Naira Appreciates as CBN Takes Steps to Settle FX Debts
Central Bank of Nigeria Initiates Payments to Settle FX Forwards
The Central Bank of Nigeria, acting on behalf of the Federal Government, has initiated the process of settling outstanding matured foreign exchange (FX) forwards owed to various creditors, according to sources familiar with the situation. This development was confirmed on Thursday, although specific details of the payments remain undisclosed.
Unconfirmed reports suggest that three banks, namely Citi Bank, Stanbic IBTC, and Standard Chartered Bank, have received full payments for their debts. The total amount of overdue forward payments is estimated at $6.7 billion, as stated by the Minister of Finance, Wale Edun.
As a response to this news, the value of the Nigerian naira strengthened in the foreign exchange market, rising to N1,120 against the US dollar. This represents a 4.27% appreciation compared to its value of N1,170 against the dollar on the previous day. Currency traders, also known as Bureaux De Change operators, noted that the naira had experienced a rapid recovery from its earlier rate of N1,170/dollar, closing at N1,120/dollar.
In Lagos, the naira traded at an average rate of 1,120/$ on Thursday, with variations observed in different locations. In Abuja, the average exchange rate was 1,200 naira against the dollar.
Although three banks have reportedly received full payments, it should be noted that there are a total of 21 commercial institutions operating in the country, and not all of them have received payments yet. The specific amount of payments received by the banks has not been disclosed.
Stanbic IBTC and Citi Bank have both confirmed the receipt of FX forwards payments from the Central Bank. Stanbic IBTC stated that “the apex bank began clearing the backlog of outstanding Retail SMIS obligations,” while Citi Bank issued a statement saying, “CBN HAS DONE IT” and encouraged its customers to seek clarification from their Relationship Manager or Trade Service Professional.
The payment process, referred to as the “Settlement of Matured FX Forwards by CBN,” was conducted gradually and discreetly. According to sources, it started on the previous day and continued through the night.
Although some banks have received payments, the majority of outstanding FX forwards are with tier 1 banks, which are yet to be settled. However, there is optimism that they will be addressed in subsequent tranches, possibly with a lower percentage settlement.

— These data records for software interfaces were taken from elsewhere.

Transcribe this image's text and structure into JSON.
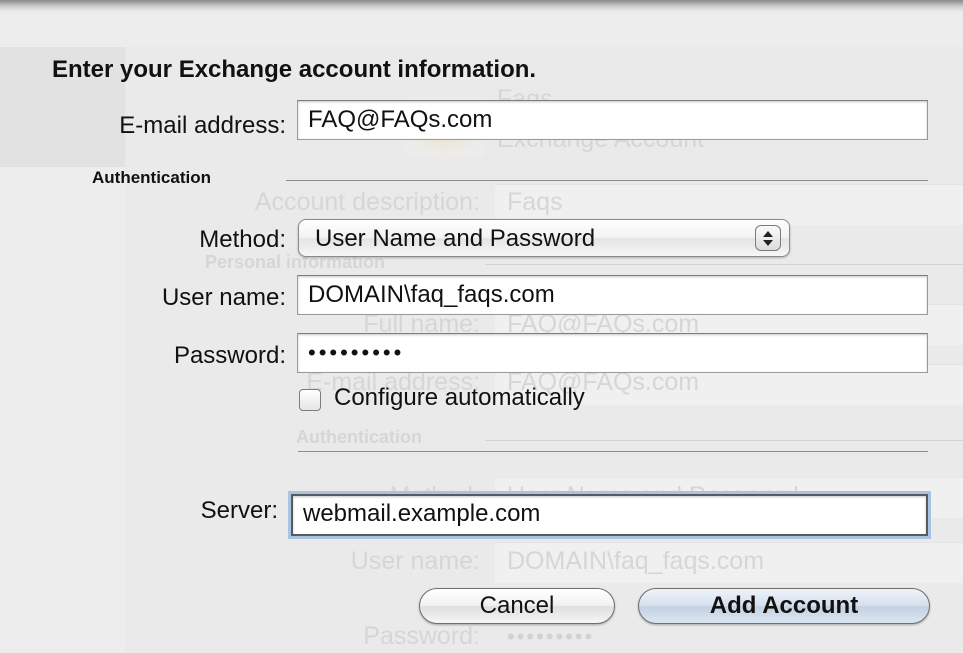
{
  "dialog": {
    "heading": "Enter your Exchange account information.",
    "email_label": "E-mail address:",
    "email_value": "FAQ@FAQs.com",
    "auth_section": "Authentication",
    "method_label": "Method:",
    "method_value": "User Name and Password",
    "username_label": "User name:",
    "username_value": "DOMAIN\\faq_faqs.com",
    "password_label": "Password:",
    "password_value": "•••••••••",
    "configure_label": "Configure automatically",
    "configure_checked": false,
    "server_label": "Server:",
    "server_value": "webmail.example.com",
    "cancel_label": "Cancel",
    "add_label": "Add Account"
  },
  "background_window": {
    "account_title": "Faqs",
    "account_type": "Exchange Account",
    "description_label": "Account description:",
    "description_value": "Faqs",
    "personal_info": "Personal information",
    "full_name_label": "Full name:",
    "full_name_value": "FAQ@FAQs.com",
    "email_label": "E-mail address:",
    "email_value": "FAQ@FAQs.com",
    "auth_section": "Authentication",
    "method_label": "Method:",
    "method_value": "User Name and Password",
    "username_label": "User name:",
    "username_value": "DOMAIN\\faq_faqs.com",
    "password_label": "Password:",
    "password_value": "•••••••••"
  },
  "colors": {
    "focus_ring": "#a9c3e2",
    "primary_button": "#c4d1e2",
    "background": "#ededed"
  }
}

A CEO of a Tier 2 bank confirmed that their bank received $100 million from the Central Bank and expressed confidence that the remaining outstanding amounts would be settled soon, which is viewed as a positive development for the economy and trade.
Nevertheless, some commercial banks that have not received payments have expressed dissatisfaction and allege that the Central Bank has denied them their rights.
In response to these developments, the Association of Corporate Treasurers of Nigeria has commended the Central Bank’s decision to settle matured foreign exchange forwards, considering it a significant step in promoting stability and confidence in Nigeria’s foreign exchange market. The association views this action as aligned with the Central Bank’s commitment to ease of doing business and reducing market uncertainty.
Other industry experts and stakeholders have also shared their perspectives on the situation. While there is optimism regarding the FX management under the new administration, concerns remain about the transparency of the process, the sustainability of intervention, and the broader economic challenges facing Nigeria.
President Bola Tinubu had previously assured Nigerians and investors of plans to boost the country’s foreign exchange liquidity, with the expectation of $10 billion inflows to clear forex backlogs and stabilize the naira.
In conclusion, these recent developments signal potential improvements in Nigeria’s foreign exchange situation, although the full impact and sustainability of the measures remain to be seen.